The deal with Strong, though it includes a stiff penalty, is likely to fuel a growing criticism that Spitzer's office has been unwilling to file criminal charges against any Wall Street heavyweights. To date, the eight people charged or convicted by Spitzer's office have been relatively little-known executives and brokers. All eight are accused of being involved in either late trading or obstructing justice.

Indeed, a defense lawyer for one person awaiting trial on criminal charges filed by Spitzer's office blasted the New York official with displaying a double standard in the investigation.

"This is selective prosecution of the worst kind," says Gerald Shargel, who represents Bill Kenyon, former president of

Security Trust

, an Arizona-based trust bank that allegedly permitted Canary and other hedge funds to engage in late trading of mutual funds. "They are trying to shoot small fish in a barrel, while the major players walk away. This is just fundamentally unfair."

Kenyon, along with Security Trusty's founder, Grant Seeger, have been charged with grand larceny by Spitzer's office. Bank regulators, meanwhile, have shut down Security Trust because of its role in the trading scandal.

Juanita Scarlett, a Spitzer spokeswoman, says it's wrong to draw a comparison between the investigation of Strong and that of the former executives of Security Trust. The executives at Security Trust were involved in late trading, while there's no evidence that Strong engaged in that kind of trading activity.
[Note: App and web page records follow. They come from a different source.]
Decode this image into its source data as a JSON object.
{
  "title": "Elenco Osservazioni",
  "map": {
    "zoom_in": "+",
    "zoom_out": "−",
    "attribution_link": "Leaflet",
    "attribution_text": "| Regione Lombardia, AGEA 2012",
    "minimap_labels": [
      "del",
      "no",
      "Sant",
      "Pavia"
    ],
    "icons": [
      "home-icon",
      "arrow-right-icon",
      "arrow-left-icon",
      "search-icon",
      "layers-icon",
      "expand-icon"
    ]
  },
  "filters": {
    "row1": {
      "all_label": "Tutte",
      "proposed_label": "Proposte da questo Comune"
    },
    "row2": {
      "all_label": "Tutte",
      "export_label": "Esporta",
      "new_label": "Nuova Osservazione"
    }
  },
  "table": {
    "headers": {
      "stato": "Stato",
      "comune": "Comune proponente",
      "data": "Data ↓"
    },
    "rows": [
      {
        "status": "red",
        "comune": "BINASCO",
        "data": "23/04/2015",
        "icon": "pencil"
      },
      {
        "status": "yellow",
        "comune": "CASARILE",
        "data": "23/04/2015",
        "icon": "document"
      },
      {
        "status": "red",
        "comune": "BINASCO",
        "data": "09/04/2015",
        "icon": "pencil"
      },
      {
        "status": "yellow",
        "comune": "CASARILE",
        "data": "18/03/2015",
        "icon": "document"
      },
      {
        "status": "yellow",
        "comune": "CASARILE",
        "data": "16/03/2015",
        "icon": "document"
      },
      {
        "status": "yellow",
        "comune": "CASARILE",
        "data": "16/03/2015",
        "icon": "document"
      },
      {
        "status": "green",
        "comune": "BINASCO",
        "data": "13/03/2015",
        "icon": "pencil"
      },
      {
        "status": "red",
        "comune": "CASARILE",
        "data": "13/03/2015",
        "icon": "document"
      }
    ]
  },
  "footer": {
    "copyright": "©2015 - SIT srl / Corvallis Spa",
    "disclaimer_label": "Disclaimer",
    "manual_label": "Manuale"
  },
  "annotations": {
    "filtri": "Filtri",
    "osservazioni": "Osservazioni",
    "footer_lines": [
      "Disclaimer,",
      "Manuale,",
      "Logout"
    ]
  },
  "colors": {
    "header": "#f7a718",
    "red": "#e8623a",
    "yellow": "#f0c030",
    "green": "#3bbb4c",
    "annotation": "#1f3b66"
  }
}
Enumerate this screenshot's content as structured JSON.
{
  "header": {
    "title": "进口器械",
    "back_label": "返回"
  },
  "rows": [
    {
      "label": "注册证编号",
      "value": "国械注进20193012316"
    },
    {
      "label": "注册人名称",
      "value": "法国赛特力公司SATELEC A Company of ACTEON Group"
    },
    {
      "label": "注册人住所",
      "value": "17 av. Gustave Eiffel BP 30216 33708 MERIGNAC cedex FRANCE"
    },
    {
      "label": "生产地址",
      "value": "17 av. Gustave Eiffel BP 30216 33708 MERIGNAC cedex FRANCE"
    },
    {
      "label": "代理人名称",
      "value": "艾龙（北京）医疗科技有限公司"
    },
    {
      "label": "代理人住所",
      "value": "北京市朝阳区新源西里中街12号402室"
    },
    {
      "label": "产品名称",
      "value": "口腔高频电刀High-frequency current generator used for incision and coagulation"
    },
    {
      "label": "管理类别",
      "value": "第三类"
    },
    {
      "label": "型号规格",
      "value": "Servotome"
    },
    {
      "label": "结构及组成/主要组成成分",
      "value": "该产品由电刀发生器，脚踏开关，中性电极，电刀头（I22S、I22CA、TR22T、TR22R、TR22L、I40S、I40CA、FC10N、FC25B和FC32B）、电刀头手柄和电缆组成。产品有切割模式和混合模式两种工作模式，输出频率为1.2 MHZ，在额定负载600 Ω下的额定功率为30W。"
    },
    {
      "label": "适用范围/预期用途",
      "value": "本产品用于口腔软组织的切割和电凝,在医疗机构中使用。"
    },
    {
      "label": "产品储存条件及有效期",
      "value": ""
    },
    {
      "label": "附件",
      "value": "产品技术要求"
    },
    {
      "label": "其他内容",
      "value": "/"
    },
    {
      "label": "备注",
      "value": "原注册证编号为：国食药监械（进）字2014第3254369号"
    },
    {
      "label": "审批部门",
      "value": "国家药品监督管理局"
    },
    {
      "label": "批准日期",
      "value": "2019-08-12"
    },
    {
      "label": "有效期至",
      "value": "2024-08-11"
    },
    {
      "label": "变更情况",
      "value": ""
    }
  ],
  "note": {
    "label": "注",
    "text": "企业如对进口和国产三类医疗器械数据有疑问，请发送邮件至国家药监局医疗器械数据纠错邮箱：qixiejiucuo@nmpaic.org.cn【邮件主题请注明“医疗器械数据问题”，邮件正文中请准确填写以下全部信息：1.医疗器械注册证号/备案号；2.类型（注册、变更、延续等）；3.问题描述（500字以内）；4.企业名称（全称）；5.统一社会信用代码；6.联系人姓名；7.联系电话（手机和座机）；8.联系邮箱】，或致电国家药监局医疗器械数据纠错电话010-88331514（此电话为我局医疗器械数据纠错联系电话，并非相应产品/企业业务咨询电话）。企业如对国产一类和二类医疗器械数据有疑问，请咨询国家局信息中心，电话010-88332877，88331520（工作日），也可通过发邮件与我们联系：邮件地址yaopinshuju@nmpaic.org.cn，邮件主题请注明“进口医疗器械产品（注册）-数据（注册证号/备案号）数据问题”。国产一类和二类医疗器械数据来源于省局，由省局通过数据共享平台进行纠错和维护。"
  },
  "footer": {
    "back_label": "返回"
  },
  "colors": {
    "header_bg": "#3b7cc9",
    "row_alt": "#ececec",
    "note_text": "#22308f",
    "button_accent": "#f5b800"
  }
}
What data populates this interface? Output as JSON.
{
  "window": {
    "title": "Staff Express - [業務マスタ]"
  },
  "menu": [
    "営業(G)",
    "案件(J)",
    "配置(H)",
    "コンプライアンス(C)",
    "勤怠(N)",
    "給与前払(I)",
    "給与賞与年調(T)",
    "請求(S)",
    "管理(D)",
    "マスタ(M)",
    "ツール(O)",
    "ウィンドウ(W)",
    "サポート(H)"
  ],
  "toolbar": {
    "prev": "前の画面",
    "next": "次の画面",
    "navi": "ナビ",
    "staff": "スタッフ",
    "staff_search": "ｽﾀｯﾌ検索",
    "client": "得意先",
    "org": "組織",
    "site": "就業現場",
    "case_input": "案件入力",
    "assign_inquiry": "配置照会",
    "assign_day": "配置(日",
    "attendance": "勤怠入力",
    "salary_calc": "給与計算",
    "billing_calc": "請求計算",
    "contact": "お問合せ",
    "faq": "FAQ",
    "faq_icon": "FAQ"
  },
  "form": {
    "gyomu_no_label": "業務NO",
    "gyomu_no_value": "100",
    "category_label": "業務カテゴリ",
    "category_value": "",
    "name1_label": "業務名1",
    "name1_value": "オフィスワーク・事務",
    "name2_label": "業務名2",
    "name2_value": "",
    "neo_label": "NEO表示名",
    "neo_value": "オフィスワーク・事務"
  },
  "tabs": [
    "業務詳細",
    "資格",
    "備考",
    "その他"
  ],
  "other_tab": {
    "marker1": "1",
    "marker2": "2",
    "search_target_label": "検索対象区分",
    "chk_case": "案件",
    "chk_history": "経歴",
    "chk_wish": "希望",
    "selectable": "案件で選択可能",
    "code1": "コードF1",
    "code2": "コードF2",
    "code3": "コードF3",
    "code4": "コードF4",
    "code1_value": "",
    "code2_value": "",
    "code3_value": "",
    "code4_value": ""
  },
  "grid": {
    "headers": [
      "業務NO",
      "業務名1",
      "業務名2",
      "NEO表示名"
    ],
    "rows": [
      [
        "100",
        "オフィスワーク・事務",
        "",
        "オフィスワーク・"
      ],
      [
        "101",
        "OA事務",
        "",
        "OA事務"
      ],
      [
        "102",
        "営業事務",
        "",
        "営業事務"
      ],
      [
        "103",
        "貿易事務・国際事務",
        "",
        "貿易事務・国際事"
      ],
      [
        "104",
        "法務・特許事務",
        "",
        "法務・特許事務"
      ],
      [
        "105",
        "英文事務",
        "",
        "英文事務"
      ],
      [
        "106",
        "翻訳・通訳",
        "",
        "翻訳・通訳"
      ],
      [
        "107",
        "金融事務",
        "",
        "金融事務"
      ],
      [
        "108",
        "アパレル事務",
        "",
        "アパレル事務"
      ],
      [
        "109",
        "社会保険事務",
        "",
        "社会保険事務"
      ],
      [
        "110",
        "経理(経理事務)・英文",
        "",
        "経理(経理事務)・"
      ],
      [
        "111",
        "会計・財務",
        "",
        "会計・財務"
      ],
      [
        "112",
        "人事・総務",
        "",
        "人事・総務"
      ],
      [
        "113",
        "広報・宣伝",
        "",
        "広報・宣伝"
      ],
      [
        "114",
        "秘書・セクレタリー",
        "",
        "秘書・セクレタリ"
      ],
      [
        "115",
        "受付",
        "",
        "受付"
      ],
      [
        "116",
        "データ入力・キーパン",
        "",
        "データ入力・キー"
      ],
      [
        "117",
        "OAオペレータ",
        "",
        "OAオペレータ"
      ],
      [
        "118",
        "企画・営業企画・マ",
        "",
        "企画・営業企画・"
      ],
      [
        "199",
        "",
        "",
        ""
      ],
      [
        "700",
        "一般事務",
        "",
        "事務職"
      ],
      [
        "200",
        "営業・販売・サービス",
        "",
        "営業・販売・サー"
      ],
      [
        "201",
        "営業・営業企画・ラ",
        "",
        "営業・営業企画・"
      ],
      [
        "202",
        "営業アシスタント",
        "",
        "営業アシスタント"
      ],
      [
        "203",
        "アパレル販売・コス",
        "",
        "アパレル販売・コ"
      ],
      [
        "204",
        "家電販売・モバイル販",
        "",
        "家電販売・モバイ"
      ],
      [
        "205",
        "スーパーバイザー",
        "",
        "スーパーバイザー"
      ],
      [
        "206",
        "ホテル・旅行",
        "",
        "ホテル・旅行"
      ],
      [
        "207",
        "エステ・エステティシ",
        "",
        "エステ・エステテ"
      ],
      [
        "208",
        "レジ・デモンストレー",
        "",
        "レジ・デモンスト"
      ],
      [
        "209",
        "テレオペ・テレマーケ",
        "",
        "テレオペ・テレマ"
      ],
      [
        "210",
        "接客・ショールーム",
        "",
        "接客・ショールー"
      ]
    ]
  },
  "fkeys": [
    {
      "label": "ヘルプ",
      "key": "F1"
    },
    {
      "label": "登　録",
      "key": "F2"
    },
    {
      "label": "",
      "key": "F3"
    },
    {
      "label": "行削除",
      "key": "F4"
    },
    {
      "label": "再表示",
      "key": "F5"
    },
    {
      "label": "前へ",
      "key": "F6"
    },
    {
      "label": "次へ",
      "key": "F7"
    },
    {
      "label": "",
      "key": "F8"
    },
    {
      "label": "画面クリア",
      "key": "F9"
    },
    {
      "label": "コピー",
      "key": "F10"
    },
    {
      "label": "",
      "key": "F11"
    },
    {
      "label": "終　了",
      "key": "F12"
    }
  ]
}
"We've said all along that market-timing, while generally prohibited, is usually not prosecuted criminally, and this is a case of market-timing," says Scarlett, explaining Spitzer's decision not to pursue criminal charges in the Strong matter. "In this case there were no clear violations that rose to the criminal level."

Other prosecutors, however, have shown a willingness to file criminal charges in cases involving only allegations of market-timing. In March, federal prosecutors in New York filed criminal charges against three former brokerage executives at Mutuals.com, a Dallas-based brokerage in a market-timing case. Federal prosecutors charge the former Mutuals.com executives used a series of deceptive practices to conceal the market-timing trades of the firm's hedge fund customers.

To date, more than a dozen mutual fund firms have paid a little over $2 billion in fines and restitution in the trading scandal.

Spitzer began the mutual fund investigation by announcing a $40 million civil settlement with Canary Capital and its founder Edward Stern last September. At the time, the deal was widely praised because it opened a door into an area of improper behavior to which the SEC had paid scant attention.

But in recent weeks, some lawyers and people on Wall Street have grumbled that Spitzer may have been too quick to cut a deal with Canary, especially since the hedge fund has had a role in just about every mutual fund enforcement action to date.